About this exercise: Filter the entries for lines with the word "status".

Records supplied:
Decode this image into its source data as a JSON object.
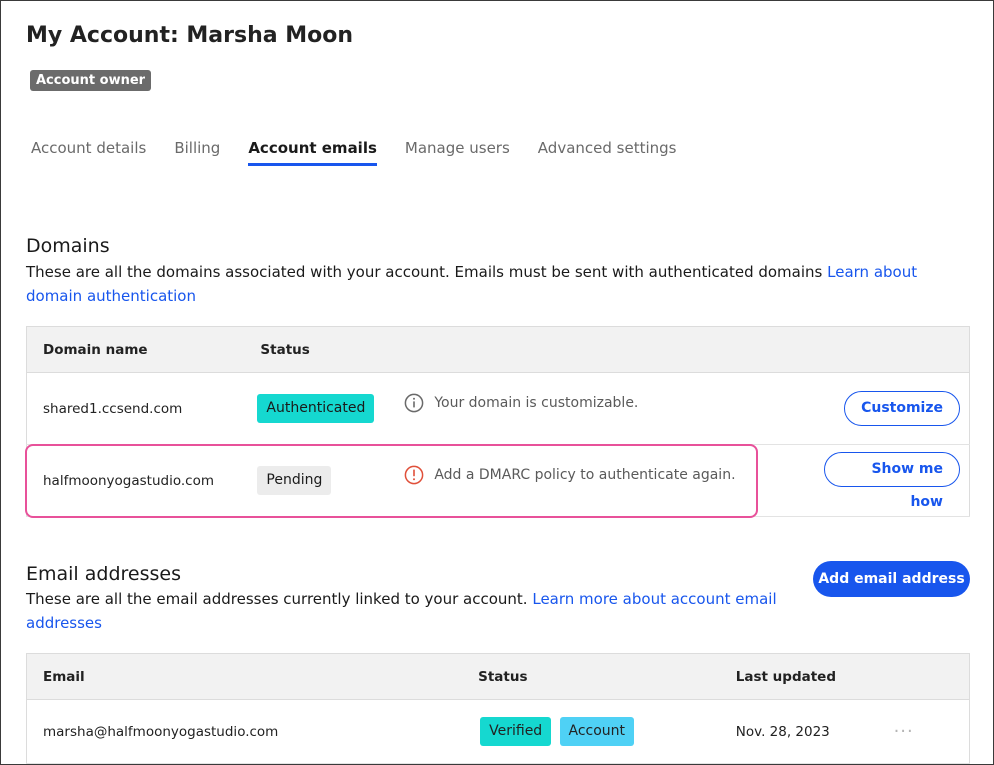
{
  "header": {
    "title": "My Account: Marsha Moon",
    "badge": "Account owner"
  },
  "tabs": [
    {
      "label": "Account details",
      "active": false
    },
    {
      "label": "Billing",
      "active": false
    },
    {
      "label": "Account emails",
      "active": true
    },
    {
      "label": "Manage users",
      "active": false
    },
    {
      "label": "Advanced settings",
      "active": false
    }
  ],
  "domains": {
    "title": "Domains",
    "description": "These are all the domains associated with your account. Emails must be sent with authenticated domains ",
    "link": "Learn about domain authentication",
    "columns": {
      "name": "Domain name",
      "status": "Status"
    },
    "rows": [
      {
        "name": "shared1.ccsend.com",
        "status": "Authenticated",
        "note": "Your domain is customizable.",
        "note_icon": "info-icon",
        "action": "Customize"
      },
      {
        "name": "halfmoonyogastudio.com",
        "status": "Pending",
        "note": "Add a DMARC policy to authenticate again.",
        "note_icon": "warning-icon",
        "action": "Show me how"
      }
    ]
  },
  "emails": {
    "title": "Email addresses",
    "description": "These are all the email addresses currently linked to your account. ",
    "link": "Learn more about account email addresses",
    "add_button": "Add email address",
    "columns": {
      "email": "Email",
      "status": "Status",
      "updated": "Last updated"
    },
    "rows": [
      {
        "email": "marsha@halfmoonyogastudio.com",
        "badges": [
          "Verified",
          "Account"
        ],
        "updated": "Nov. 28, 2023",
        "menu": "···"
      }
    ]
  },
  "colors": {
    "accent": "#1856ed",
    "authenticated": "#15d8d0",
    "account_badge": "#4fd1f5",
    "warning": "#e0503a",
    "highlight": "#e8519a"
  }
}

Answer for the task:
      "status": "Status"
        "status": "Authenticated",
        "status": "Pending",
      "status": "Status",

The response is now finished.